* [PROBLEM]: Leave out the pictures and output the data verbatim.

* [MATERIAL SUPPLIED]:
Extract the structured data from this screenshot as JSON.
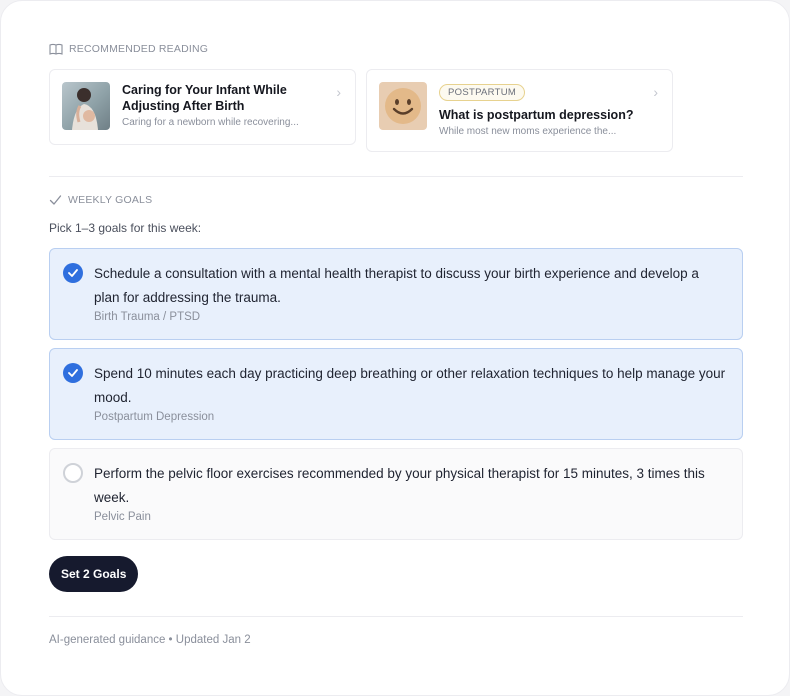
{
  "reading": {
    "heading": "RECOMMENDED READING",
    "icon": "book-icon",
    "articles": [
      {
        "title": "Caring for Your Infant While Adjusting After Birth",
        "summary": "Caring for a newborn while recovering...",
        "thumb": "mother-infant-photo"
      },
      {
        "tag": "POSTPARTUM",
        "title": "What is postpartum depression?",
        "summary": "While most new moms experience the...",
        "thumb": "smiley-face-image"
      }
    ]
  },
  "goals": {
    "heading": "WEEKLY GOALS",
    "icon": "check-icon",
    "prompt": "Pick 1–3 goals for this week:",
    "items": [
      {
        "text": "Schedule a consultation with a mental health therapist to discuss your birth experience and develop a plan for addressing the trauma.",
        "category": "Birth Trauma / PTSD",
        "selected": true
      },
      {
        "text": "Spend 10 minutes each day practicing deep breathing or other relaxation techniques to help manage your mood.",
        "category": "Postpartum Depression",
        "selected": true
      },
      {
        "text": "Perform the pelvic floor exercises recommended by your physical therapist for 15 minutes, 3 times this week.",
        "category": "Pelvic Pain",
        "selected": false
      }
    ],
    "button_label": "Set 2 Goals"
  },
  "footer": "AI-generated guidance • Updated Jan 2",
  "colors": {
    "accent": "#2f6fde",
    "selected_bg": "#e8f0fc",
    "button": "#161a2e"
  }
}
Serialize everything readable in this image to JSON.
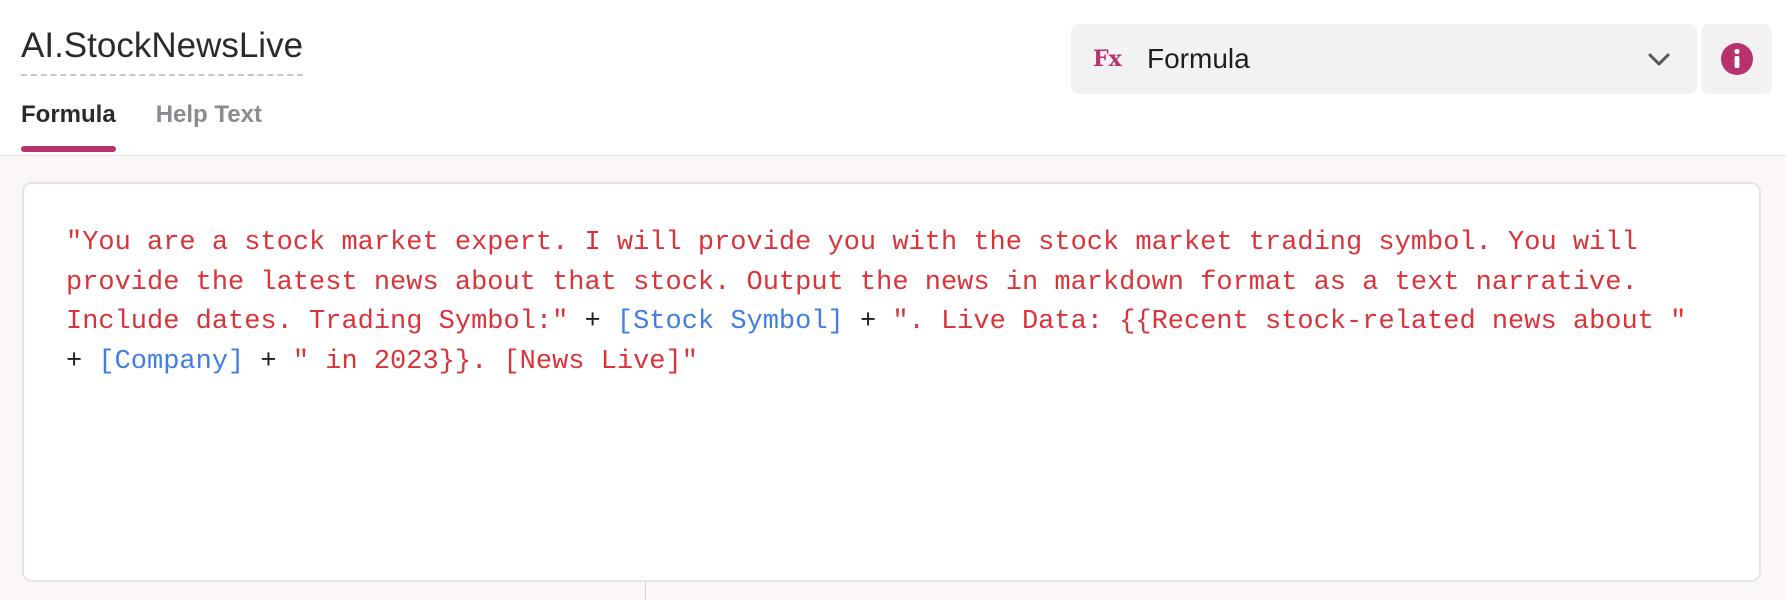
{
  "field": {
    "name": "AI.StockNewsLive"
  },
  "tabs": [
    {
      "label": "Formula",
      "active": true
    },
    {
      "label": "Help Text",
      "active": false
    }
  ],
  "mode_select": {
    "icon_text": "Fx",
    "value": "Formula",
    "icon": "chevron-down-icon"
  },
  "info_button": {
    "icon": "info-icon"
  },
  "formula": {
    "tokens": [
      {
        "type": "string",
        "text": "\"You are a stock market expert. I will provide you with the stock market trading symbol. You will provide the latest news about that stock. Output the news in markdown format as a text narrative. Include dates. Trading Symbol:\""
      },
      {
        "type": "operator",
        "text": " + "
      },
      {
        "type": "field",
        "text": "[Stock Symbol]"
      },
      {
        "type": "operator",
        "text": " + "
      },
      {
        "type": "string",
        "text": "\". Live Data: {{Recent stock-related news about \""
      },
      {
        "type": "operator",
        "text": " + "
      },
      {
        "type": "field",
        "text": "[Company]"
      },
      {
        "type": "operator",
        "text": " + "
      },
      {
        "type": "string",
        "text": "\" in 2023}}. [News Live]\""
      }
    ]
  },
  "colors": {
    "accent": "#b8326d",
    "string_token": "#d8343a",
    "field_token": "#3f7fe3",
    "operator_token": "#1f1f22"
  }
}
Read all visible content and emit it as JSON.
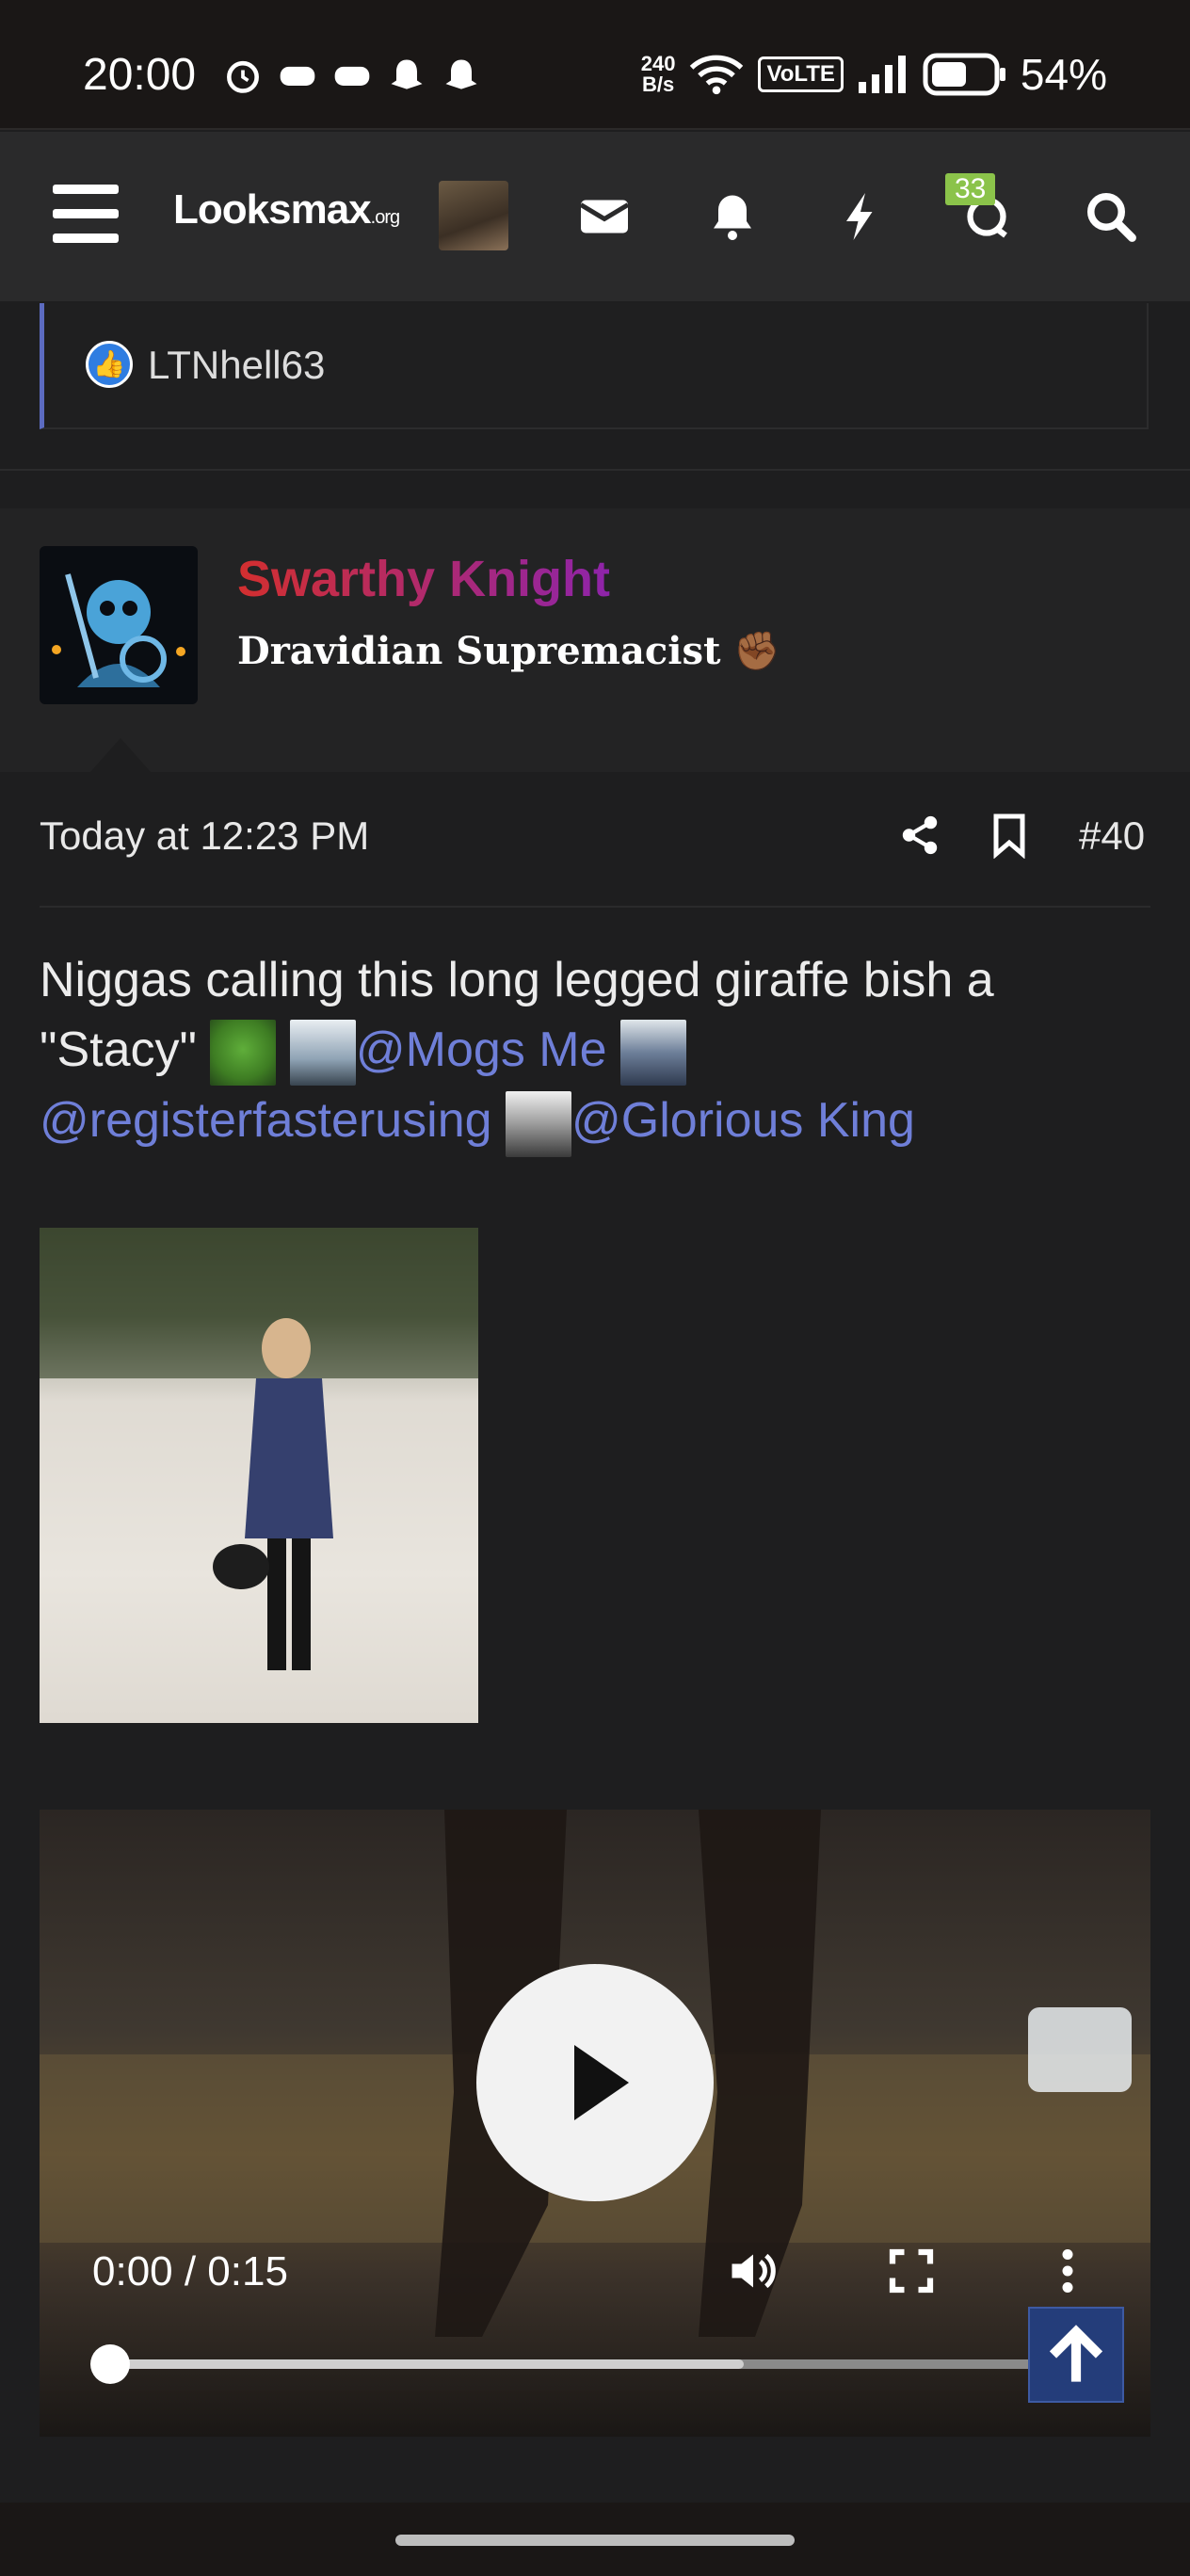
{
  "status_bar": {
    "time": "20:00",
    "speed_value": "240",
    "speed_unit": "B/s",
    "volte": "VoLTE",
    "battery": "54%"
  },
  "header": {
    "logo_main": "Looksmax",
    "logo_suffix": ".org",
    "notifications_badge": "33",
    "icons": [
      "menu-icon",
      "envelope-icon",
      "bell-icon",
      "bolt-icon",
      "chat-icon",
      "search-icon"
    ]
  },
  "reactions": {
    "user": "LTNhell63"
  },
  "post": {
    "username": "Swarthy Knight",
    "user_title": "Dravidian Supremacist ✊🏾",
    "timestamp": "Today at 12:23 PM",
    "post_number": "#40",
    "body_text_1": "Niggas calling this long legged giraffe bish a \"Stacy\"",
    "mention_1": "@Mogs Me",
    "mention_2": "@registerfasterusing",
    "mention_3": "@Glorious King"
  },
  "video": {
    "time_display": "0:00 / 0:15",
    "progress": 0.0,
    "buffered": 0.65
  },
  "colors": {
    "accent": "#6f7fd8",
    "username_start": "#d32f2f",
    "username_end": "#8e24aa",
    "badge": "#8bc34a"
  }
}
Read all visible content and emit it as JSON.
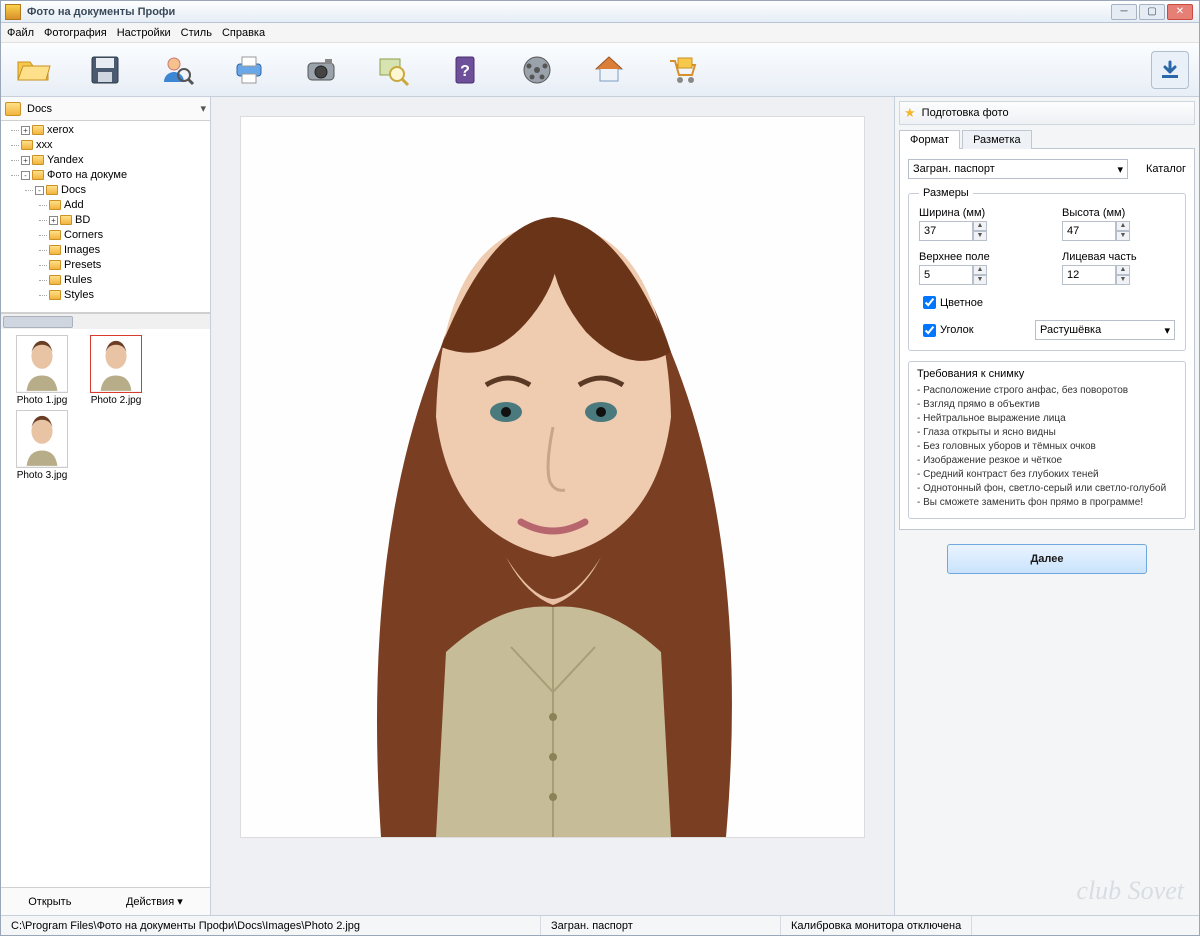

* [WRITTEN REPLY]:
Extract the structured data from this screenshot as JSON.
{
  "reading": {
    "heading": "RECOMMENDED READING",
    "icon": "book-icon",
    "articles": [
      {
        "title": "Caring for Your Infant While Adjusting After Birth",
        "summary": "Caring for a newborn while recovering...",
        "thumb": "mother-infant-photo"
      },
      {
        "tag": "POSTPARTUM",
        "title": "What is postpartum depression?",
        "summary": "While most new moms experience the...",
        "thumb": "smiley-face-image"
      }
    ]
  },
  "goals": {
    "heading": "WEEKLY GOALS",
    "icon": "check-icon",
    "prompt": "Pick 1–3 goals for this week:",
    "items": [
      {
        "text": "Schedule a consultation with a mental health therapist to discuss your birth experience and develop a plan for addressing the trauma.",
        "category": "Birth Trauma / PTSD",
        "selected": true
      },
      {
        "text": "Spend 10 minutes each day practicing deep breathing or other relaxation techniques to help manage your mood.",
        "category": "Postpartum Depression",
        "selected": true
      },
      {
        "text": "Perform the pelvic floor exercises recommended by your physical therapist for 15 minutes, 3 times this week.",
        "category": "Pelvic Pain",
        "selected": false
      }
    ],
    "button_label": "Set 2 Goals"
  },
  "footer": "AI-generated guidance • Updated Jan 2",
  "colors": {
    "accent": "#2f6fde",
    "selected_bg": "#e8f0fc",
    "button": "#161a2e"
  }
}
Serialize everything readable in this image to JSON.
{
  "field": {
    "name": "AI.StockNewsLive"
  },
  "tabs": [
    {
      "label": "Formula",
      "active": true
    },
    {
      "label": "Help Text",
      "active": false
    }
  ],
  "mode_select": {
    "icon_text": "Fx",
    "value": "Formula",
    "icon": "chevron-down-icon"
  },
  "info_button": {
    "icon": "info-icon"
  },
  "formula": {
    "tokens": [
      {
        "type": "string",
        "text": "\"You are a stock market expert. I will provide you with the stock market trading symbol. You will provide the latest news about that stock. Output the news in markdown format as a text narrative. Include dates. Trading Symbol:\""
      },
      {
        "type": "operator",
        "text": " + "
      },
      {
        "type": "field",
        "text": "[Stock Symbol]"
      },
      {
        "type": "operator",
        "text": " + "
      },
      {
        "type": "string",
        "text": "\". Live Data: {{Recent stock-related news about \""
      },
      {
        "type": "operator",
        "text": " + "
      },
      {
        "type": "field",
        "text": "[Company]"
      },
      {
        "type": "operator",
        "text": " + "
      },
      {
        "type": "string",
        "text": "\" in 2023}}. [News Live]\""
      }
    ]
  },
  "colors": {
    "accent": "#b8326d",
    "string_token": "#d8343a",
    "field_token": "#3f7fe3",
    "operator_token": "#1f1f22"
  }
}
Read all visible content and emit it as JSON.
{
  "status_bar": {
    "time": "20:00",
    "speed_value": "240",
    "speed_unit": "B/s",
    "volte": "VoLTE",
    "battery": "54%"
  },
  "header": {
    "logo_main": "Looksmax",
    "logo_suffix": ".org",
    "notifications_badge": "33",
    "icons": [
      "menu-icon",
      "envelope-icon",
      "bell-icon",
      "bolt-icon",
      "chat-icon",
      "search-icon"
    ]
  },
  "reactions": {
    "user": "LTNhell63"
  },
  "post": {
    "username": "Swarthy Knight",
    "user_title": "Dravidian Supremacist ✊🏾",
    "timestamp": "Today at 12:23 PM",
    "post_number": "#40",
    "body_text_1": "Niggas calling this long legged giraffe bish a \"Stacy\"",
    "mention_1": "@Mogs Me",
    "mention_2": "@registerfasterusing",
    "mention_3": "@Glorious King"
  },
  "video": {
    "time_display": "0:00 / 0:15",
    "progress": 0.0,
    "buffered": 0.65
  },
  "colors": {
    "accent": "#6f7fd8",
    "username_start": "#d32f2f",
    "username_end": "#8e24aa",
    "badge": "#8bc34a"
  }
}
Read all visible content and emit it as JSON.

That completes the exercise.